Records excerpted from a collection
-- -- --

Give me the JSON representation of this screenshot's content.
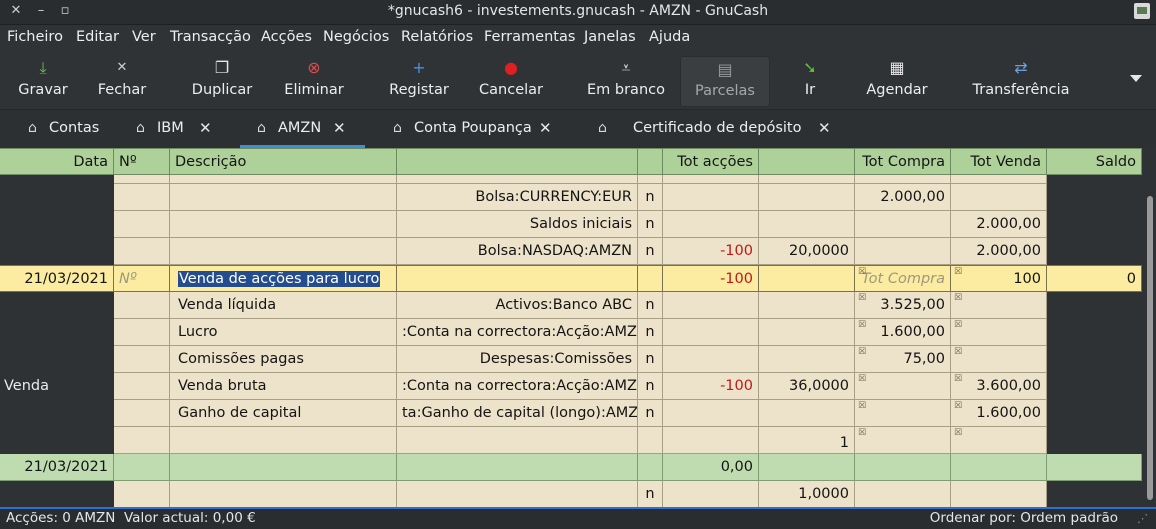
{
  "window": {
    "title": "*gnucash6 - investements.gnucash - AMZN - GnuCash"
  },
  "menu": [
    "Ficheiro",
    "Editar",
    "Ver",
    "Transacção",
    "Acções",
    "Negócios",
    "Relatórios",
    "Ferramentas",
    "Janelas",
    "Ajuda"
  ],
  "toolbar": {
    "gravar": "Gravar",
    "fechar": "Fechar",
    "duplicar": "Duplicar",
    "eliminar": "Eliminar",
    "registar": "Registar",
    "cancelar": "Cancelar",
    "em_branco": "Em branco",
    "parcelas": "Parcelas",
    "ir": "Ir",
    "agendar": "Agendar",
    "transferencia": "Transferência"
  },
  "tabs": [
    "Contas",
    "IBM",
    "AMZN",
    "Conta Poupança",
    "Certificado de depósito"
  ],
  "header": {
    "data": "Data",
    "num": "Nº",
    "descricao": "Descrição",
    "tot_accoes": "Tot acções",
    "tot_compra": "Tot Compra",
    "tot_venda": "Tot Venda",
    "saldo": "Saldo"
  },
  "rows": [
    {
      "account": "Bolsa:CURRENCY:EUR",
      "r": "n",
      "compra": "2.000,00"
    },
    {
      "account": "Saldos iniciais",
      "r": "n",
      "venda": "2.000,00"
    },
    {
      "account": "Bolsa:NASDAQ:AMZN",
      "r": "n",
      "acoes": "-100",
      "preco": "20,0000",
      "venda": "2.000,00"
    }
  ],
  "current": {
    "date": "21/03/2021",
    "num_placeholder": "Nº",
    "description": "Venda de acções para lucro",
    "acoes": "-100",
    "compra_placeholder": "Tot Compra",
    "venda": "100",
    "saldo": "0"
  },
  "splits": [
    {
      "action": "",
      "memo": "Venda líquida",
      "account": "Activos:Banco ABC",
      "r": "n",
      "compra": "3.525,00"
    },
    {
      "action": "",
      "memo": "Lucro",
      "account": ":Conta na correctora:Acção:AMZN",
      "r": "n",
      "compra": "1.600,00"
    },
    {
      "action": "",
      "memo": "Comissões pagas",
      "account": "Despesas:Comissões",
      "r": "n",
      "compra": "75,00"
    },
    {
      "action": "Venda",
      "memo": "Venda bruta",
      "account": ":Conta na correctora:Acção:AMZN",
      "r": "n",
      "acoes": "-100",
      "preco": "36,0000",
      "venda": "3.600,00"
    },
    {
      "action": "",
      "memo": "Ganho de capital",
      "account": "ta:Ganho de capital (longo):AMZN",
      "r": "n",
      "venda": "1.600,00"
    },
    {
      "action": "",
      "memo": "",
      "account": "",
      "r": "",
      "preco": "1"
    }
  ],
  "blank": {
    "date": "21/03/2021",
    "acoes": "0,00"
  },
  "blank_split": {
    "r": "n",
    "preco": "1,0000"
  },
  "status": {
    "accoes": "Acções: 0 AMZN",
    "valor": "Valor actual: 0,00 €",
    "ordenar": "Ordenar por: Ordem padrão"
  },
  "colors": {
    "header": "#aed19a",
    "current": "#fbeca1",
    "split": "#ede3ca",
    "negative": "#c01818",
    "tab_accent": "#3c8fd6"
  }
}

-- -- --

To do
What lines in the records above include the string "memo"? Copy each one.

Written solution
      "memo": "Venda líquida",
      "memo": "Lucro",
      "memo": "Comissões pagas",
      "memo": "Venda bruta",
      "memo": "Ganho de capital",
      "memo": "",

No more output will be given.